_Extracted material:_
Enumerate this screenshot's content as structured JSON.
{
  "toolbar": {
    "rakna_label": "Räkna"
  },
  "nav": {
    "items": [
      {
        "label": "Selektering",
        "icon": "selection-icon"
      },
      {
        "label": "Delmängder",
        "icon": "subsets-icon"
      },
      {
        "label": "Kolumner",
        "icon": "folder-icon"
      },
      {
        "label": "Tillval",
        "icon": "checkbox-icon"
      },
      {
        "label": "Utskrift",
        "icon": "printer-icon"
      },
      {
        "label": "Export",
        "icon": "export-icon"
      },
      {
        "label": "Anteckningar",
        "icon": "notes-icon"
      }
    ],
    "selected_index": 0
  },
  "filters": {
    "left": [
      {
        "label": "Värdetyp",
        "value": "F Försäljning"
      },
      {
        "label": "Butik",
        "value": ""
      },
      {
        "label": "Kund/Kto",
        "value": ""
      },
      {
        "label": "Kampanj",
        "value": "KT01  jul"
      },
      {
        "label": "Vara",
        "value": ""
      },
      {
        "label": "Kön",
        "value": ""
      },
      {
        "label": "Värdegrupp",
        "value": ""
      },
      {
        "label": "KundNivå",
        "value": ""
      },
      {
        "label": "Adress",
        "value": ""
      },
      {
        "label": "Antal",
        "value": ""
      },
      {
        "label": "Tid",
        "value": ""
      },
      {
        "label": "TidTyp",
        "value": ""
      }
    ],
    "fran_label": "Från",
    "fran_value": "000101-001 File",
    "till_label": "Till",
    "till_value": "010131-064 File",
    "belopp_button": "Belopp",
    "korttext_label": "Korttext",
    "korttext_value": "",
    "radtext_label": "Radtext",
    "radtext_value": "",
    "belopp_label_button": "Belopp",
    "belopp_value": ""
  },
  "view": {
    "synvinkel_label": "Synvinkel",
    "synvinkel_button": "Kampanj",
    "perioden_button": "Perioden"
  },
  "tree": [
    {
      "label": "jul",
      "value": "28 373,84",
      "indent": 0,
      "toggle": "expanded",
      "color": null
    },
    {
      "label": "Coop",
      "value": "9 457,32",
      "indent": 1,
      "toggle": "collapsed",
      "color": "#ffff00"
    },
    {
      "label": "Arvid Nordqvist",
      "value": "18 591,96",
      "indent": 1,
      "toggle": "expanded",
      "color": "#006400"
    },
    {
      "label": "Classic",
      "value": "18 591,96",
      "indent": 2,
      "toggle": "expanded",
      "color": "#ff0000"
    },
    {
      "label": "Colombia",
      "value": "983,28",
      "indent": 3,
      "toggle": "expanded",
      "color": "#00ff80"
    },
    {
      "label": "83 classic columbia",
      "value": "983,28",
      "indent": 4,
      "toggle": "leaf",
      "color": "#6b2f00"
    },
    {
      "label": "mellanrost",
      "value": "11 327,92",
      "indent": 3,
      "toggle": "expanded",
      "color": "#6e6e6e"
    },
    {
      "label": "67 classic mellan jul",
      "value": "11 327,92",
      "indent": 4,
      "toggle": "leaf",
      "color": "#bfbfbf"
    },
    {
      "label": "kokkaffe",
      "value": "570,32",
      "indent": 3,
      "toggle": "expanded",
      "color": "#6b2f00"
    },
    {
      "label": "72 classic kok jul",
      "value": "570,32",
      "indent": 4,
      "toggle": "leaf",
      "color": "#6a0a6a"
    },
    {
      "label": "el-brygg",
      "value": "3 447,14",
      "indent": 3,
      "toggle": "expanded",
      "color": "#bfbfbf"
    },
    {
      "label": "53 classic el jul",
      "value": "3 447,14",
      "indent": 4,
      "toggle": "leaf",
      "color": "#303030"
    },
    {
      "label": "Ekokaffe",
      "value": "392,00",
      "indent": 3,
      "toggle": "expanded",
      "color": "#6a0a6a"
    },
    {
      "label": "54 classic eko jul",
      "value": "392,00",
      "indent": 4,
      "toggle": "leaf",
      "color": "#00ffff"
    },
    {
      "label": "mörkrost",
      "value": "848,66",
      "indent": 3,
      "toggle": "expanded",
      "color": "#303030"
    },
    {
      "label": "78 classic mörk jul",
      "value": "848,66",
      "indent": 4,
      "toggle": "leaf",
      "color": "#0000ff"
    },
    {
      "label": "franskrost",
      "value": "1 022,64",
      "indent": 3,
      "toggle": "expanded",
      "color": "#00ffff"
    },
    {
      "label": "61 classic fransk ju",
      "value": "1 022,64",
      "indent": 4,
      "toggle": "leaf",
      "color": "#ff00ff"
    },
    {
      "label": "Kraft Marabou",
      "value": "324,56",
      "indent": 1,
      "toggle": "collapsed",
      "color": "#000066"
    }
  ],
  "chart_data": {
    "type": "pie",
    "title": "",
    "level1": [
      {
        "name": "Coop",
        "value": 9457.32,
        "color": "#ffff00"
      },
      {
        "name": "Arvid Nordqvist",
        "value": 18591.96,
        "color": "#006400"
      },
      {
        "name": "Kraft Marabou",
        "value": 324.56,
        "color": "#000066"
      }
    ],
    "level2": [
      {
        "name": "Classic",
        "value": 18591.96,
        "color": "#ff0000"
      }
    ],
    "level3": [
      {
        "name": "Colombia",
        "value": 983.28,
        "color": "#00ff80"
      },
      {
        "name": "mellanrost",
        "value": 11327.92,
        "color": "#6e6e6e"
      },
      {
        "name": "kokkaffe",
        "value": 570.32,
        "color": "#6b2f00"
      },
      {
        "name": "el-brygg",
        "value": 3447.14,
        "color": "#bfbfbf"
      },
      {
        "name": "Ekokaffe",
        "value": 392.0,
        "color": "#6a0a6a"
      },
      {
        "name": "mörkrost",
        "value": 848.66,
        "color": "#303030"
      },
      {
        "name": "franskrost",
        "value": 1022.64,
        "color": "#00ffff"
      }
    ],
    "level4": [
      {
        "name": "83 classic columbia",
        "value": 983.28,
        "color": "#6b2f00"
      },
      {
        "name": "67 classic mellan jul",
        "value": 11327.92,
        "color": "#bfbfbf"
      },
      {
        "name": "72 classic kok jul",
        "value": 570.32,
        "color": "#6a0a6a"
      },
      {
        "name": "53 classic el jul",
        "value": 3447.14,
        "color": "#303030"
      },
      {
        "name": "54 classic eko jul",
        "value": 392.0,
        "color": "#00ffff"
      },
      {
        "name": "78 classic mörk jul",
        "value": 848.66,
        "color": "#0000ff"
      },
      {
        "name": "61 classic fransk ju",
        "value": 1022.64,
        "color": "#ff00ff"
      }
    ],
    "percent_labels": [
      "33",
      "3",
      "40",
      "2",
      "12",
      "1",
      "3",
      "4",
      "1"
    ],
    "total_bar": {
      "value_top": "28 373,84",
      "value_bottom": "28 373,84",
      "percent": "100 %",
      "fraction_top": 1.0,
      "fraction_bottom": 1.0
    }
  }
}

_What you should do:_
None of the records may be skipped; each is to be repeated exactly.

_Your solution:_
Enumerate this screenshot's content as structured JSON.
{
  "toolbar": {
    "rakna_label": "Räkna"
  },
  "nav": {
    "items": [
      {
        "label": "Selektering",
        "icon": "selection-icon"
      },
      {
        "label": "Delmängder",
        "icon": "subsets-icon"
      },
      {
        "label": "Kolumner",
        "icon": "folder-icon"
      },
      {
        "label": "Tillval",
        "icon": "checkbox-icon"
      },
      {
        "label": "Utskrift",
        "icon": "printer-icon"
      },
      {
        "label": "Export",
        "icon": "export-icon"
      },
      {
        "label": "Anteckningar",
        "icon": "notes-icon"
      }
    ],
    "selected_index": 0
  },
  "filters": {
    "left": [
      {
        "label": "Värdetyp",
        "value": "F Försäljning"
      },
      {
        "label": "Butik",
        "value": ""
      },
      {
        "label": "Kund/Kto",
        "value": ""
      },
      {
        "label": "Kampanj",
        "value": "KT01  jul"
      },
      {
        "label": "Vara",
        "value": ""
      },
      {
        "label": "Kön",
        "value": ""
      },
      {
        "label": "Värdegrupp",
        "value": ""
      },
      {
        "label": "KundNivå",
        "value": ""
      },
      {
        "label": "Adress",
        "value": ""
      },
      {
        "label": "Antal",
        "value": ""
      },
      {
        "label": "Tid",
        "value": ""
      },
      {
        "label": "TidTyp",
        "value": ""
      }
    ],
    "fran_label": "Från",
    "fran_value": "000101-001 File",
    "till_label": "Till",
    "till_value": "010131-064 File",
    "belopp_button": "Belopp",
    "korttext_label": "Korttext",
    "korttext_value": "",
    "radtext_label": "Radtext",
    "radtext_value": "",
    "belopp_label_button": "Belopp",
    "belopp_value": ""
  },
  "view": {
    "synvinkel_label": "Synvinkel",
    "synvinkel_button": "Kampanj",
    "perioden_button": "Perioden"
  },
  "tree": [
    {
      "label": "jul",
      "value": "28 373,84",
      "indent": 0,
      "toggle": "expanded",
      "color": null
    },
    {
      "label": "Coop",
      "value": "9 457,32",
      "indent": 1,
      "toggle": "collapsed",
      "color": "#ffff00"
    },
    {
      "label": "Arvid Nordqvist",
      "value": "18 591,96",
      "indent": 1,
      "toggle": "expanded",
      "color": "#006400"
    },
    {
      "label": "Classic",
      "value": "18 591,96",
      "indent": 2,
      "toggle": "expanded",
      "color": "#ff0000"
    },
    {
      "label": "Colombia",
      "value": "983,28",
      "indent": 3,
      "toggle": "expanded",
      "color": "#00ff80"
    },
    {
      "label": "83 classic columbia",
      "value": "983,28",
      "indent": 4,
      "toggle": "leaf",
      "color": "#6b2f00"
    },
    {
      "label": "mellanrost",
      "value": "11 327,92",
      "indent": 3,
      "toggle": "expanded",
      "color": "#6e6e6e"
    },
    {
      "label": "67 classic mellan jul",
      "value": "11 327,92",
      "indent": 4,
      "toggle": "leaf",
      "color": "#bfbfbf"
    },
    {
      "label": "kokkaffe",
      "value": "570,32",
      "indent": 3,
      "toggle": "expanded",
      "color": "#6b2f00"
    },
    {
      "label": "72 classic kok jul",
      "value": "570,32",
      "indent": 4,
      "toggle": "leaf",
      "color": "#6a0a6a"
    },
    {
      "label": "el-brygg",
      "value": "3 447,14",
      "indent": 3,
      "toggle": "expanded",
      "color": "#bfbfbf"
    },
    {
      "label": "53 classic el jul",
      "value": "3 447,14",
      "indent": 4,
      "toggle": "leaf",
      "color": "#303030"
    },
    {
      "label": "Ekokaffe",
      "value": "392,00",
      "indent": 3,
      "toggle": "expanded",
      "color": "#6a0a6a"
    },
    {
      "label": "54 classic eko jul",
      "value": "392,00",
      "indent": 4,
      "toggle": "leaf",
      "color": "#00ffff"
    },
    {
      "label": "mörkrost",
      "value": "848,66",
      "indent": 3,
      "toggle": "expanded",
      "color": "#303030"
    },
    {
      "label": "78 classic mörk jul",
      "value": "848,66",
      "indent": 4,
      "toggle": "leaf",
      "color": "#0000ff"
    },
    {
      "label": "franskrost",
      "value": "1 022,64",
      "indent": 3,
      "toggle": "expanded",
      "color": "#00ffff"
    },
    {
      "label": "61 classic fransk ju",
      "value": "1 022,64",
      "indent": 4,
      "toggle": "leaf",
      "color": "#ff00ff"
    },
    {
      "label": "Kraft Marabou",
      "value": "324,56",
      "indent": 1,
      "toggle": "collapsed",
      "color": "#000066"
    }
  ],
  "chart_data": {
    "type": "pie",
    "title": "",
    "level1": [
      {
        "name": "Coop",
        "value": 9457.32,
        "color": "#ffff00"
      },
      {
        "name": "Arvid Nordqvist",
        "value": 18591.96,
        "color": "#006400"
      },
      {
        "name": "Kraft Marabou",
        "value": 324.56,
        "color": "#000066"
      }
    ],
    "level2": [
      {
        "name": "Classic",
        "value": 18591.96,
        "color": "#ff0000"
      }
    ],
    "level3": [
      {
        "name": "Colombia",
        "value": 983.28,
        "color": "#00ff80"
      },
      {
        "name": "mellanrost",
        "value": 11327.92,
        "color": "#6e6e6e"
      },
      {
        "name": "kokkaffe",
        "value": 570.32,
        "color": "#6b2f00"
      },
      {
        "name": "el-brygg",
        "value": 3447.14,
        "color": "#bfbfbf"
      },
      {
        "name": "Ekokaffe",
        "value": 392.0,
        "color": "#6a0a6a"
      },
      {
        "name": "mörkrost",
        "value": 848.66,
        "color": "#303030"
      },
      {
        "name": "franskrost",
        "value": 1022.64,
        "color": "#00ffff"
      }
    ],
    "level4": [
      {
        "name": "83 classic columbia",
        "value": 983.28,
        "color": "#6b2f00"
      },
      {
        "name": "67 classic mellan jul",
        "value": 11327.92,
        "color": "#bfbfbf"
      },
      {
        "name": "72 classic kok jul",
        "value": 570.32,
        "color": "#6a0a6a"
      },
      {
        "name": "53 classic el jul",
        "value": 3447.14,
        "color": "#303030"
      },
      {
        "name": "54 classic eko jul",
        "value": 392.0,
        "color": "#00ffff"
      },
      {
        "name": "78 classic mörk jul",
        "value": 848.66,
        "color": "#0000ff"
      },
      {
        "name": "61 classic fransk ju",
        "value": 1022.64,
        "color": "#ff00ff"
      }
    ],
    "percent_labels": [
      "33",
      "3",
      "40",
      "2",
      "12",
      "1",
      "3",
      "4",
      "1"
    ],
    "total_bar": {
      "value_top": "28 373,84",
      "value_bottom": "28 373,84",
      "percent": "100 %",
      "fraction_top": 1.0,
      "fraction_bottom": 1.0
    }
  }
}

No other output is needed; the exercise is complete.